◆ What the task requires ◆
Every record must be written out once more, with nothing added or omitted.

Website and app data records:

##############################

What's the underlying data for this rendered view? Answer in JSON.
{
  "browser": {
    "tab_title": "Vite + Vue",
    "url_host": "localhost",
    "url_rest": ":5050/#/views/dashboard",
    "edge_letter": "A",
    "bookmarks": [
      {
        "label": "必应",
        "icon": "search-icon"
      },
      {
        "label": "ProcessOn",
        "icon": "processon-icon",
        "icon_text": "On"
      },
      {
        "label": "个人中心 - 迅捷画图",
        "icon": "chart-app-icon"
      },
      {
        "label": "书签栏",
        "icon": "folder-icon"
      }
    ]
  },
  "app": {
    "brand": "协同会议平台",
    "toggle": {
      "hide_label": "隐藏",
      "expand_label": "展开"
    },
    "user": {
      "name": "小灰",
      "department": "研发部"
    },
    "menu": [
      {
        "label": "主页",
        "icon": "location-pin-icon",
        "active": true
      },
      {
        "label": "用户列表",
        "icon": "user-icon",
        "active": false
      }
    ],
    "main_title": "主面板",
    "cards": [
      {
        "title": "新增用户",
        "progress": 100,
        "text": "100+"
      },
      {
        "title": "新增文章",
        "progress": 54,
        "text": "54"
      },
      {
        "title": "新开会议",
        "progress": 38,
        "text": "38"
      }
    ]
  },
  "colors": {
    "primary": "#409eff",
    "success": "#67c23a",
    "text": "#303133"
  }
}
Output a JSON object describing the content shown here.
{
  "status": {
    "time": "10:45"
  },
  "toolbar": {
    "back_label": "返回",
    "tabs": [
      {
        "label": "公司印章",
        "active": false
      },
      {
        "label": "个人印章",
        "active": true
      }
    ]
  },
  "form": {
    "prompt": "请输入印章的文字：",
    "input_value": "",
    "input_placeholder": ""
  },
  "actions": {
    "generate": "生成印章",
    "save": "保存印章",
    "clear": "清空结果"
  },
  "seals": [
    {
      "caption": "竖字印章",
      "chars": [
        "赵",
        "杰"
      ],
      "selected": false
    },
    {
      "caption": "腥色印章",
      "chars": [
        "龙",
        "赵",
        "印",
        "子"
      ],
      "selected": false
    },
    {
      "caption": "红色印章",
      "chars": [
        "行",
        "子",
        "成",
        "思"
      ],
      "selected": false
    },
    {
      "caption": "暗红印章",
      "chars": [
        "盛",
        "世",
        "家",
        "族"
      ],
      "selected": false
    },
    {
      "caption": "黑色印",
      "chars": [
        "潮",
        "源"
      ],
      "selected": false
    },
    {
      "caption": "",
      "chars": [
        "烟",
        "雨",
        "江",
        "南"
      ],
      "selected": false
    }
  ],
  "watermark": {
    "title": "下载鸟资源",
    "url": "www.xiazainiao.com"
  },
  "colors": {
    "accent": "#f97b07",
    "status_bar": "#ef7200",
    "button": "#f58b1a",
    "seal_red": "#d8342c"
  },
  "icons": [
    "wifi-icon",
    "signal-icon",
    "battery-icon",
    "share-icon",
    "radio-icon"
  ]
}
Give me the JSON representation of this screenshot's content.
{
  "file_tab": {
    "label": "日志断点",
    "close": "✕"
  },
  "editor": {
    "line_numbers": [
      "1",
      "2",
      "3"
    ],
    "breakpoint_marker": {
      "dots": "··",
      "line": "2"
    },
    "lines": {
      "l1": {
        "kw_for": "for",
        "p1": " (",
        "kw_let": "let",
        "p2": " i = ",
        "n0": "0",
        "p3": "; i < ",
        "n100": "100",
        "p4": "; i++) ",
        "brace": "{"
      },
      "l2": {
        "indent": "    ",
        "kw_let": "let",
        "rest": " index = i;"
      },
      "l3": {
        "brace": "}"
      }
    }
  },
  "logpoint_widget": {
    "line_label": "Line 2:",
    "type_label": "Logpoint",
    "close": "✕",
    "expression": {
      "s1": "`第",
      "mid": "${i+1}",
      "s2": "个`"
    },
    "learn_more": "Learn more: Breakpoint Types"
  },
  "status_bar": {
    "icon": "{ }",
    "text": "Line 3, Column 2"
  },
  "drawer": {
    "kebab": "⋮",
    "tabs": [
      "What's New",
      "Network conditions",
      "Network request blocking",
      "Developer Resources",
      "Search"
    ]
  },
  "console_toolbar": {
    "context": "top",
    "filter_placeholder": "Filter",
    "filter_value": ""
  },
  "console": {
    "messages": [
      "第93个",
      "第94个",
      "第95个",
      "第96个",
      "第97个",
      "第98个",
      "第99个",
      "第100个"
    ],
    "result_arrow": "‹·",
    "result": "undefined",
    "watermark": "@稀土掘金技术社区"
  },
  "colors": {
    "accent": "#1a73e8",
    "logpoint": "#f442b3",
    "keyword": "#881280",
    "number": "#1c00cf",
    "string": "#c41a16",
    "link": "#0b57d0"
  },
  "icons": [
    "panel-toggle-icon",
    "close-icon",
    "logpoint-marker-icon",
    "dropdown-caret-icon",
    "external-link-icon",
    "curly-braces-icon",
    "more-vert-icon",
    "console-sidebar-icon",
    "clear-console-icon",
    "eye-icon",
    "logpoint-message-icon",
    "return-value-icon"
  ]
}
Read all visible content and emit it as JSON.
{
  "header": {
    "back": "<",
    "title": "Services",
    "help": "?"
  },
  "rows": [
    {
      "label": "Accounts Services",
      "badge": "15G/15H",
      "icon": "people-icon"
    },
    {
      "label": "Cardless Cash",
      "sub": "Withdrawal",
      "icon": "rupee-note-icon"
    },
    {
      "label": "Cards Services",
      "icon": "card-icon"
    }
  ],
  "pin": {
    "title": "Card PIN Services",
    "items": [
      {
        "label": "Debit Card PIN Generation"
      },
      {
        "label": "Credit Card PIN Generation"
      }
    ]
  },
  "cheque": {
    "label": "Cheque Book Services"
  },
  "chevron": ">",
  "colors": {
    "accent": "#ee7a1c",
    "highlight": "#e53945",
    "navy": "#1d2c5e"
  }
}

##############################

◆ Finished exercise ◆
What's the underlying data for this rendered view? Answer in JSON.
{
  "browser": {
    "tab_title": "Vite + Vue",
    "url_host": "localhost",
    "url_rest": ":5050/#/views/dashboard",
    "edge_letter": "A",
    "bookmarks": [
      {
        "label": "必应",
        "icon": "search-icon"
      },
      {
        "label": "ProcessOn",
        "icon": "processon-icon",
        "icon_text": "On"
      },
      {
        "label": "个人中心 - 迅捷画图",
        "icon": "chart-app-icon"
      },
      {
        "label": "书签栏",
        "icon": "folder-icon"
      }
    ]
  },
  "app": {
    "brand": "协同会议平台",
    "toggle": {
      "hide_label": "隐藏",
      "expand_label": "展开"
    },
    "user": {
      "name": "小灰",
      "department": "研发部"
    },
    "menu": [
      {
        "label": "主页",
        "icon": "location-pin-icon",
        "active": true
      },
      {
        "label": "用户列表",
        "icon": "user-icon",
        "active": false
      }
    ],
    "main_title": "主面板",
    "cards": [
      {
        "title": "新增用户",
        "progress": 100,
        "text": "100+"
      },
      {
        "title": "新增文章",
        "progress": 54,
        "text": "54"
      },
      {
        "title": "新开会议",
        "progress": 38,
        "text": "38"
      }
    ]
  },
  "colors": {
    "primary": "#409eff",
    "success": "#67c23a",
    "text": "#303133"
  }
}
Output a JSON object describing the content shown here.
{
  "status": {
    "time": "10:45"
  },
  "toolbar": {
    "back_label": "返回",
    "tabs": [
      {
        "label": "公司印章",
        "active": false
      },
      {
        "label": "个人印章",
        "active": true
      }
    ]
  },
  "form": {
    "prompt": "请输入印章的文字：",
    "input_value": "",
    "input_placeholder": ""
  },
  "actions": {
    "generate": "生成印章",
    "save": "保存印章",
    "clear": "清空结果"
  },
  "seals": [
    {
      "caption": "竖字印章",
      "chars": [
        "赵",
        "杰"
      ],
      "selected": false
    },
    {
      "caption": "腥色印章",
      "chars": [
        "龙",
        "赵",
        "印",
        "子"
      ],
      "selected": false
    },
    {
      "caption": "红色印章",
      "chars": [
        "行",
        "子",
        "成",
        "思"
      ],
      "selected": false
    },
    {
      "caption": "暗红印章",
      "chars": [
        "盛",
        "世",
        "家",
        "族"
      ],
      "selected": false
    },
    {
      "caption": "黑色印",
      "chars": [
        "潮",
        "源"
      ],
      "selected": false
    },
    {
      "caption": "",
      "chars": [
        "烟",
        "雨",
        "江",
        "南"
      ],
      "selected": false
    }
  ],
  "watermark": {
    "title": "下载鸟资源",
    "url": "www.xiazainiao.com"
  },
  "colors": {
    "accent": "#f97b07",
    "status_bar": "#ef7200",
    "button": "#f58b1a",
    "seal_red": "#d8342c"
  },
  "icons": [
    "wifi-icon",
    "signal-icon",
    "battery-icon",
    "share-icon",
    "radio-icon"
  ]
}
Give me the JSON representation of this screenshot's content.
{
  "file_tab": {
    "label": "日志断点",
    "close": "✕"
  },
  "editor": {
    "line_numbers": [
      "1",
      "2",
      "3"
    ],
    "breakpoint_marker": {
      "dots": "··",
      "line": "2"
    },
    "lines": {
      "l1": {
        "kw_for": "for",
        "p1": " (",
        "kw_let": "let",
        "p2": " i = ",
        "n0": "0",
        "p3": "; i < ",
        "n100": "100",
        "p4": "; i++) ",
        "brace": "{"
      },
      "l2": {
        "indent": "    ",
        "kw_let": "let",
        "rest": " index = i;"
      },
      "l3": {
        "brace": "}"
      }
    }
  },
  "logpoint_widget": {
    "line_label": "Line 2:",
    "type_label": "Logpoint",
    "close": "✕",
    "expression": {
      "s1": "`第",
      "mid": "${i+1}",
      "s2": "个`"
    },
    "learn_more": "Learn more: Breakpoint Types"
  },
  "status_bar": {
    "icon": "{ }",
    "text": "Line 3, Column 2"
  },
  "drawer": {
    "kebab": "⋮",
    "tabs": [
      "What's New",
      "Network conditions",
      "Network request blocking",
      "Developer Resources",
      "Search"
    ]
  },
  "console_toolbar": {
    "context": "top",
    "filter_placeholder": "Filter",
    "filter_value": ""
  },
  "console": {
    "messages": [
      "第93个",
      "第94个",
      "第95个",
      "第96个",
      "第97个",
      "第98个",
      "第99个",
      "第100个"
    ],
    "result_arrow": "‹·",
    "result": "undefined",
    "watermark": "@稀土掘金技术社区"
  },
  "colors": {
    "accent": "#1a73e8",
    "logpoint": "#f442b3",
    "keyword": "#881280",
    "number": "#1c00cf",
    "string": "#c41a16",
    "link": "#0b57d0"
  },
  "icons": [
    "panel-toggle-icon",
    "close-icon",
    "logpoint-marker-icon",
    "dropdown-caret-icon",
    "external-link-icon",
    "curly-braces-icon",
    "more-vert-icon",
    "console-sidebar-icon",
    "clear-console-icon",
    "eye-icon",
    "logpoint-message-icon",
    "return-value-icon"
  ]
}
Read all visible content and emit it as JSON.
{
  "header": {
    "back": "<",
    "title": "Services",
    "help": "?"
  },
  "rows": [
    {
      "label": "Accounts Services",
      "badge": "15G/15H",
      "icon": "people-icon"
    },
    {
      "label": "Cardless Cash",
      "sub": "Withdrawal",
      "icon": "rupee-note-icon"
    },
    {
      "label": "Cards Services",
      "icon": "card-icon"
    }
  ],
  "pin": {
    "title": "Card PIN Services",
    "items": [
      {
        "label": "Debit Card PIN Generation"
      },
      {
        "label": "Credit Card PIN Generation"
      }
    ]
  },
  "cheque": {
    "label": "Cheque Book Services"
  },
  "chevron": ">",
  "colors": {
    "accent": "#ee7a1c",
    "highlight": "#e53945",
    "navy": "#1d2c5e"
  }
}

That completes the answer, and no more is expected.